This story goes back a long way. When I still lived in England, I was on holiday in Scotland with my wife and two very small sons. We were staying with my brother and had gone out exploring for the day, on 19th September 1971. In the late afternoon, we drove into the town of Ayr and bought some snack food and drove to a carpark at the south end of the beach to eat it. In the car park, there were a number of large concrete beams forming a broken platform. As we sat eating our food, we suddenly became aware of a Weasel - Mustela nivalis, apparently dancing on the concrete beams. It flung itself about, disappearing between the beams and reappearing at another spot, repeatedly. I put my telephoto lens on the camera, crept out of the car (on the far side from the weasel) and positioned myself with the lens resting on top of the car. The weasel continued its dance and despite the fading evening light I was able to get a couple of photos.

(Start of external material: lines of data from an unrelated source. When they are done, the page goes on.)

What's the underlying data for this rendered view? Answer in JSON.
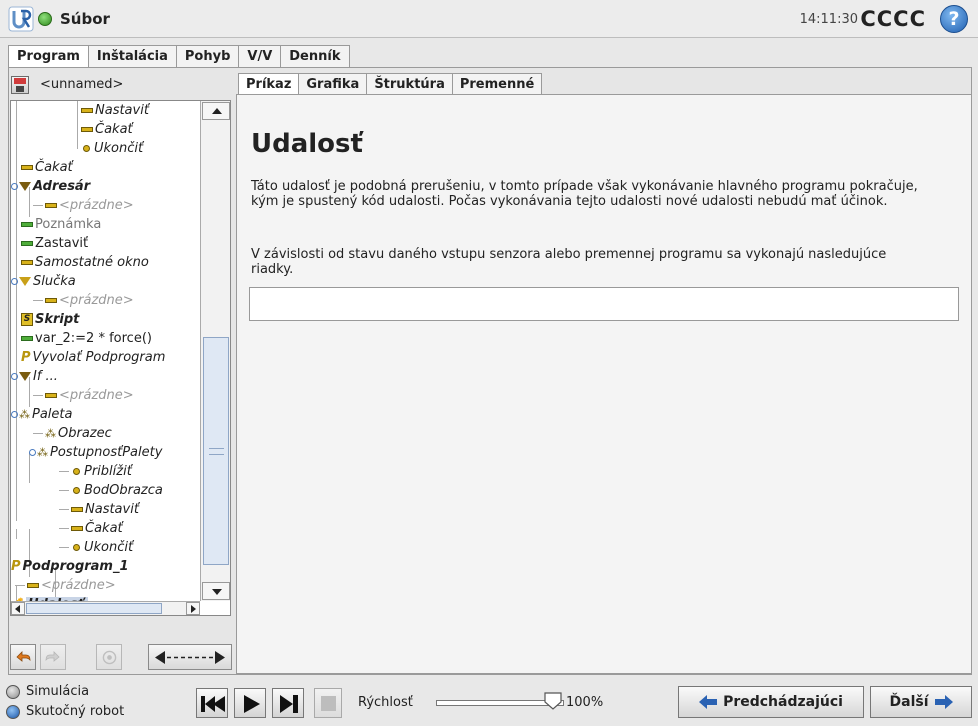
{
  "header": {
    "menu_label": "Súbor",
    "time": "14:11:30",
    "robot_name": "CCCC",
    "help_glyph": "?"
  },
  "main_tabs": [
    {
      "label": "Program",
      "active": true
    },
    {
      "label": "Inštalácia",
      "active": false
    },
    {
      "label": "Pohyb",
      "active": false
    },
    {
      "label": "V/V",
      "active": false
    },
    {
      "label": "Denník",
      "active": false
    }
  ],
  "program": {
    "name": "<unnamed>"
  },
  "tree": [
    {
      "label": "Nastaviť",
      "icon": "set-icon",
      "style": "italic"
    },
    {
      "label": "Čakať",
      "icon": "wait-icon",
      "style": "italic"
    },
    {
      "label": "Ukončiť",
      "icon": "waypoint-icon",
      "style": "italic"
    },
    {
      "label": "Čakať",
      "icon": "wait-icon",
      "style": "italic"
    },
    {
      "label": "Adresár",
      "icon": "folder-icon",
      "style": "bold-italic"
    },
    {
      "label": "<prázdne>",
      "icon": "empty-icon",
      "style": "gray"
    },
    {
      "label": "Poznámka",
      "icon": "comment-icon",
      "style": "normal-gray"
    },
    {
      "label": "Zastaviť",
      "icon": "halt-icon",
      "style": "normal"
    },
    {
      "label": "Samostatné okno",
      "icon": "popup-icon",
      "style": "italic"
    },
    {
      "label": "Slučka",
      "icon": "loop-icon",
      "style": "italic"
    },
    {
      "label": "<prázdne>",
      "icon": "empty-icon",
      "style": "gray"
    },
    {
      "label": "Skript",
      "icon": "script-icon",
      "style": "bold-italic"
    },
    {
      "label": "var_2:=2 * force()",
      "icon": "assignment-icon",
      "style": "normal"
    },
    {
      "label": "Vyvolať Podprogram",
      "icon": "call-icon",
      "style": "italic"
    },
    {
      "label": "If ...",
      "icon": "if-icon",
      "style": "italic"
    },
    {
      "label": "<prázdne>",
      "icon": "empty-icon",
      "style": "gray"
    },
    {
      "label": "Paleta",
      "icon": "pallet-icon",
      "style": "italic"
    },
    {
      "label": "Obrazec",
      "icon": "pattern-icon",
      "style": "italic"
    },
    {
      "label": "PostupnosťPalety",
      "icon": "sequence-icon",
      "style": "italic"
    },
    {
      "label": "Priblížiť",
      "icon": "waypoint-icon",
      "style": "italic"
    },
    {
      "label": "BodObrazca",
      "icon": "waypoint-icon",
      "style": "italic"
    },
    {
      "label": "Nastaviť",
      "icon": "set-icon",
      "style": "italic"
    },
    {
      "label": "Čakať",
      "icon": "wait-icon",
      "style": "italic"
    },
    {
      "label": "Ukončiť",
      "icon": "waypoint-icon",
      "style": "italic"
    },
    {
      "label": "Podprogram_1",
      "icon": "subprogram-icon",
      "style": "bold-italic"
    },
    {
      "label": "<prázdne>",
      "icon": "empty-icon",
      "style": "gray"
    },
    {
      "label": "Udalosť",
      "icon": "event-icon",
      "style": "bold-italic-selected"
    }
  ],
  "sub_tabs": [
    {
      "label": "Príkaz",
      "active": true
    },
    {
      "label": "Grafika",
      "active": false
    },
    {
      "label": "Štruktúra",
      "active": false
    },
    {
      "label": "Premenné",
      "active": false
    }
  ],
  "panel": {
    "title": "Udalosť",
    "description": "Táto udalosť je podobná prerušeniu, v tomto prípade však vykonávanie hlavného programu pokračuje, kým je spustený kód udalosti. Počas vykonávania tejto udalosti nové udalosti nebudú mať účinok.",
    "condition_text": "V závislosti od stavu daného vstupu senzora alebo premennej programu sa vykonajú nasledujúce riadky.",
    "expression_value": ""
  },
  "footer": {
    "mode_simulation": "Simulácia",
    "mode_real": "Skutočný robot",
    "selected_mode": "Skutočný robot",
    "speed_label": "Rýchlosť",
    "speed_value": "100%",
    "speed_fraction": 1.0,
    "prev_label": "Predchádzajúci",
    "next_label": "Ďalší"
  },
  "colors": {
    "accent_blue": "#1f5fb0",
    "status_green": "#2f8a1d",
    "node_yellow": "#d8b21a",
    "selection": "#c8d4e6"
  }
}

As I continued to watch the weasel, I realised that it wasn't alone. A Stonechat - Saxicola torquata, was sitting on the barbed-wire fence, fascinated by the performance of the weasel. I had read of the weasel's skill in bewitching birds by its dance and eventually catching the bird and watched in amazement. Suddenly the weasel appeared right by the fence and climbed part way up the fence-post closest to the stonechat, giving me the chance of a unique picture of weasel and stonechat together.
We did not want to see the stonechat come to harm, but were fascinated to see the eventual outcome of this little scene. Suddenly the stonechat flew off and we became aware of a man walking a dog, passing through the carpark. We were glad that the stonechat was safe, but sorry not to see the whole play through to the end. We kept watching a little longer and the weasel did put in one more appearance and gave me the chance of one last photo, before disappearing for the last time.
CaptMicha, here is my last picture of the weasel. I was wrong about it showing the same side. This picture shows the other side and shows a lot less white. I have been looking up my books on the subject. Weasels in the northern part of their range moult into a pure white coat in the winter, but apparently this does not happen in the British Isles. The books make a feature of the fact that the demarcation line between the brown upperside and the white underside is almost always irregular and wavering, whereas in the stoat it is clearly defined and straight. It does seem that my weasel had this irregular demarcation carried rather further than usual!
Great pic but... the other two were just a little better. Floridan made a great comment. I usually enjoy watching wildlife more if I know what the animal is doing. You sound like you know alot about wildlife.
Thanks! I left this one out originally, because it wasn't quite as good as the others. I have spent a lot of my time for some 45 years studying natural history as a hobby and have acquired a fair bit of knowledge over the years.